One of the biggest driving factors behind my decision to go vegan and pursue holistic nutrition is my chronic menstrual cramps & PMS symptoms that consume and leave me bedridden every month. Having struggled with this for over a decade, and being tired of traditional doctors suggesting birth control or taking Advil every 4 hours to manage the pain, I’ve had enough. It’s time to stop suppressing the pain, and start listening to my body & get to the ROOT of the problem (pun intended)! This pain can’t possibly be “normal” despite how everyone seems to make it so. I thought, there has to be a body-friendly alternative that’ll curb the great discomfort that comes with Aunt Flo. Little did I know, GINGER is that alternative. A surprisingly effective one, too!
Being in quarantine, I decided to make good use of my extra time by enrolling in a holistic nutrition program that’s already changing my life for the better. I’ve even made a new best friend from it – ginger. So far, one of the main valuable takeaways from the class is that ginger can work as well if not better than Advil to alleviate excruciating menstrual cramps, without the dangerous side effects of acetaminophen!* Seriously – I thought I had tried absolutely EVERYTHING to manage this chronic pain… but somehow I must have overlooked the power of ginger. It is a wonderful anti-inflammatory herb/spice, so I’m not surprised.
A study found that even just an eighth of a teaspoon (of ginger) three times a day appeared to (alleviate menstrual cramps), dropping pain from an eight to a six and, in the second month, down to a three. What about the duration of pain? A quarter teaspoon of ground ginger three times a day not only dropped the severity of pain from a seven down to a five but also decreased the duration of total hours in pain from 19 hours down to about 15 hours, indicating that three quarters of a teaspoon of ginger a day for three days is a safe and effective way to produce pain relief in those with painful menstrual cramps. How does ginger compare with ibuprofen? An eighth of a teaspoon of ginger powder four times a day for three days versus 400 milligrams of Motrin were put to the test, and the ginger worked just as well!Dr. Michael Greger, author of How Not To Die & Founder of NutritionFacts.org

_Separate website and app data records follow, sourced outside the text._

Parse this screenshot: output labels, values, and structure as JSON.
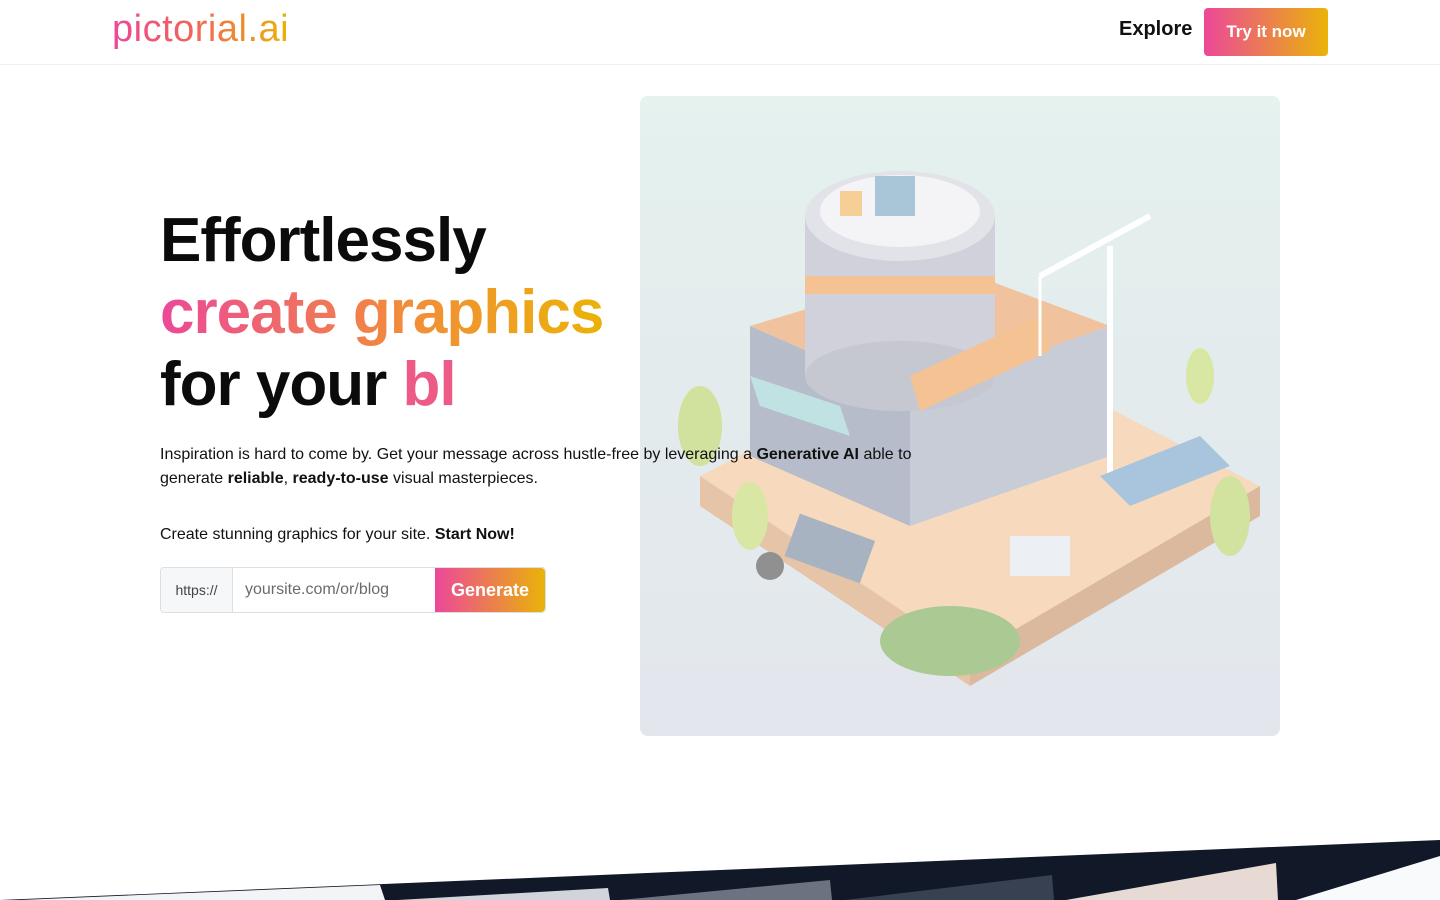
{
  "nav": {
    "logo": "pictorial.ai",
    "explore_label": "Explore",
    "cta_label": "Try it now"
  },
  "hero": {
    "headline_line1": "Effortlessly",
    "headline_line2": "create graphics",
    "headline_line3_prefix": "for your ",
    "headline_line3_typed": "bl",
    "desc_part1": "Inspiration is hard to come by. Get your message across hustle-free by leveraging a ",
    "desc_bold1": "Generative AI",
    "desc_part2": " able to generate ",
    "desc_bold2": "reliable",
    "desc_part3": ", ",
    "desc_bold3": "ready-to-use",
    "desc_part4": " visual masterpieces.",
    "cta_text": "Create stunning graphics for your site. ",
    "cta_bold": "Start Now!"
  },
  "form": {
    "prefix": "https://",
    "placeholder": "yoursite.com/or/blog",
    "button_label": "Generate"
  },
  "colors": {
    "gradient_start": "#ec4899",
    "gradient_end": "#eab308"
  }
}
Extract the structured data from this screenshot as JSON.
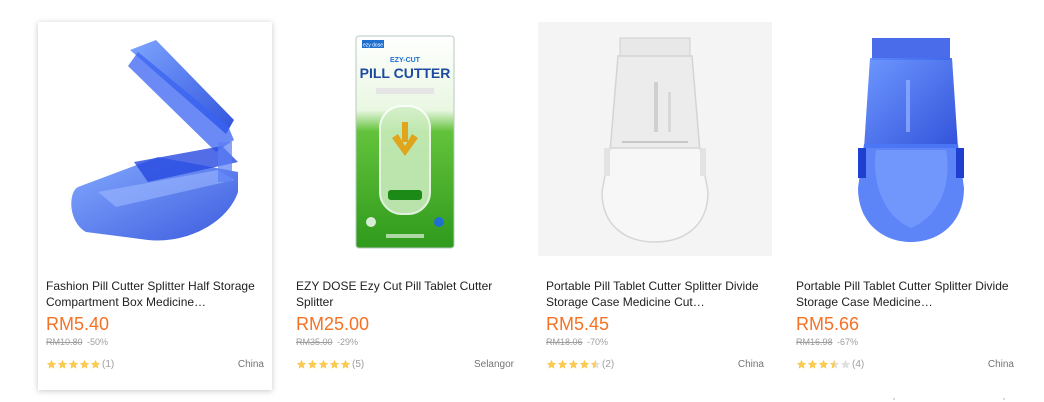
{
  "accent_color": "#f57224",
  "star_color": "#faca51",
  "products": [
    {
      "image_icon": "blue-pill-cutter-open-image",
      "title": "Fashion Pill Cutter Splitter Half Storage Compartment Box Medicine…",
      "price": "RM5.40",
      "original_price": "RM10.80",
      "discount": "-50%",
      "rating": 5,
      "review_count": "(1)",
      "location": "China"
    },
    {
      "image_icon": "ezy-cut-pill-cutter-package-image",
      "package_brand": "ezy dose",
      "package_small": "EZY-CUT",
      "package_title": "PILL CUTTER",
      "title": "EZY DOSE Ezy Cut Pill Tablet Cutter Splitter",
      "price": "RM25.00",
      "original_price": "RM35.00",
      "discount": "-29%",
      "rating": 5,
      "review_count": "(5)",
      "location": "Selangor"
    },
    {
      "image_icon": "clear-pill-cutter-image",
      "title": "Portable Pill Tablet Cutter Splitter Divide Storage Case Medicine Cut…",
      "price": "RM5.45",
      "original_price": "RM18.06",
      "discount": "-70%",
      "rating": 4.5,
      "review_count": "(2)",
      "location": "China"
    },
    {
      "image_icon": "blue-pill-cutter-closed-image",
      "title": "Portable Pill Tablet Cutter Splitter Divide Storage Case Medicine…",
      "price": "RM5.66",
      "original_price": "RM16.98",
      "discount": "-67%",
      "rating": 3.5,
      "review_count": "(4)",
      "location": "China"
    }
  ]
}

After learning this, I made it a point to incorporate more ginger into my diet, whether it be cooked into my meals, or enjoyed in a beverage. Let’s just say that an abundance of ginger root & powder is now a staple in my cooking… and it certainly paid off this month.
It’s important to look at everything as a whole when it comes to holistic health. So rather than doing things specifically just to “cure” my cramps, I knew I had to make lifestyle and dietary changes as well to reap the full benefits. With that said, when I say ginger can work as well if not better, I want to clarify that I am using ginger while practicing other healthy habits like eating lots of fruits & veggies, not having inflammatory foods like meat, dairy, and eggs, minimizing refined sugar intake, exercising everyday for at least 30 minutes, using non-toxic sanitary pads, and getting an average of 8 hours of sleep each night. I truly believe that this remedy works phenomenally in conjunction with everything else I’ve been doing to heal my body overall, and help her function optimally everyday even when we’re not menstruating!
Two weeks leading up to my period, I prepared my plant-based meals with lots of ginger, drank plenty of ginger tea, and learned to make a simple but satisfying healthy ginger ale. The result? *DRUMROLL*
May 2020 marks my very first month of very minimal cramping and PMS symptoms, and NO PILLS needed! This may not sound like a big deal to most, but it’s a MAJOR milestone for me & my body. Here’s to hoping this natural remedy will keep me pain-free (or at least very manageable) until I’m done with periods forever. Things are looking up though 🙂
Ginger ale is a great way to up your water intake while getting that zing in your body! Store-bought ginger ale either comes with loads of sugar or unhealthy sweeteners like aspartame though, so I recommend staying away from those.
To make your own healthy ginger ale at home, gather:
- sparkling water
- fresh ginger root, grated
- a squeeze of lemon or lime juice
For sparkling water, you can invest in a soda stream or buy bottled sparkling water of your choice. Grate an inch of ginger, and add it into the sparkling water. Squeeze some lemon or lime juice (to taste) and stir well. If you desire a bit of a sweeter taste, try adding some coconut sugar.